What Is a User Story?

A user story describes functionality that will be valuable to either a user (who uses the system) or customer (who pays for the system).


The format of a User Story is the following

As a <Role> I want <Function> so that <Benefit>

as in the example below

As an executive, I want to generate a report so that I can understand which departments need to improve their productivity

Our goal with user stories is to write down a short place holding sentence that will remind developers and customers to hold future conversations.

Why User Stories are better?

1. Comprehension

A way that extensive upfront Requirements Specifications can kill a project is through the inaccuracies of written language.

The shift toward verbal communication of User Stories provides rapid feedback cycles, which leads to greater understanding.

2. Planning

A difference between User Stories and Requirements Specifications is that with the latter the cost of each requirement is not made visible until all the requirements are written down.

With stories, an estimate is associated with each one right up front so that they may be conveniently used for release planning.

3. Resiliency

Change always happens in projects…
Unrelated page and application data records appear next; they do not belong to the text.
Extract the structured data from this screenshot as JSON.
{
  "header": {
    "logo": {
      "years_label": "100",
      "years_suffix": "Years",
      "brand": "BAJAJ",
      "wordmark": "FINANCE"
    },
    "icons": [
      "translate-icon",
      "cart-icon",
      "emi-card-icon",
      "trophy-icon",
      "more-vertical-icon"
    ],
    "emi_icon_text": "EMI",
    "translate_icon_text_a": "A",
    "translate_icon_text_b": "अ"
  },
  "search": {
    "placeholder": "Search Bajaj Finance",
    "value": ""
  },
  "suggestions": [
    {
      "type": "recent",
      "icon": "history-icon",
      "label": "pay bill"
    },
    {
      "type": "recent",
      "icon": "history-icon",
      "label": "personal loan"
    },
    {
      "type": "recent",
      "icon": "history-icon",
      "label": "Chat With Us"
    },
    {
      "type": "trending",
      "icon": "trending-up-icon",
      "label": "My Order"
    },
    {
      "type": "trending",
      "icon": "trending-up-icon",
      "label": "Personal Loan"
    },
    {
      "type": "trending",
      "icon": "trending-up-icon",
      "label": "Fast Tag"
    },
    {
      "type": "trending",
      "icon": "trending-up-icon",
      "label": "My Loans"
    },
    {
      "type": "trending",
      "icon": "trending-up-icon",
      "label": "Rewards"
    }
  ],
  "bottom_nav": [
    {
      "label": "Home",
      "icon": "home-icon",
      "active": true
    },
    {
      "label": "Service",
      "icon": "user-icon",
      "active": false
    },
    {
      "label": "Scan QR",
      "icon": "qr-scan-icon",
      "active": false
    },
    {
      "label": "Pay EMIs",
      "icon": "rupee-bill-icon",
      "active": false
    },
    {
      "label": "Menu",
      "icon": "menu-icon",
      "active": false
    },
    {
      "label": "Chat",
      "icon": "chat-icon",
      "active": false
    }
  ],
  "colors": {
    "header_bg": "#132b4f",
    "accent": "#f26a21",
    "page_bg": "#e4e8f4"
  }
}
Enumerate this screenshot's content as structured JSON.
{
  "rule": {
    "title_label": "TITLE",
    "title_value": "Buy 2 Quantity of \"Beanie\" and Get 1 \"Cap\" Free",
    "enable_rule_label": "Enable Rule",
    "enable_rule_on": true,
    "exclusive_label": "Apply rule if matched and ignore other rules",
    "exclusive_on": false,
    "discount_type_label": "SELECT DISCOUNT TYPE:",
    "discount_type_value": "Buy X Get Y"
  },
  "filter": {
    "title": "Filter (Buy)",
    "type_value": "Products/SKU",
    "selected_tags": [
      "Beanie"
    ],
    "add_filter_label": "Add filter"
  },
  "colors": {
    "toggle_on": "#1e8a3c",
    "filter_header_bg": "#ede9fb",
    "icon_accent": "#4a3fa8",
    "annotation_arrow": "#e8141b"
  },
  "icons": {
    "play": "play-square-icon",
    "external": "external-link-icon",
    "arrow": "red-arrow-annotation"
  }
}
  • Users and customers do not generally know exactly what they want
  • Many of the details needed to develop the software become clear only as the system is being developed
  • Product and project changes occur
  • People make mistakes

User Stories embrace change because

  • Do not need to be all written before developers can begin coding the first
  • Encourage deferring details because we can write them at whatever level of detail is appropriate in a given moment.

4. Prioritization

It’s hard to prioritize and work with thousands of sentences all starting with “The system shall…”.
That difficulty usually results in having the user considering 95% of the requirements high priority!

On the opposite, User Stories can be easily ordered by priority.


Mike Cohn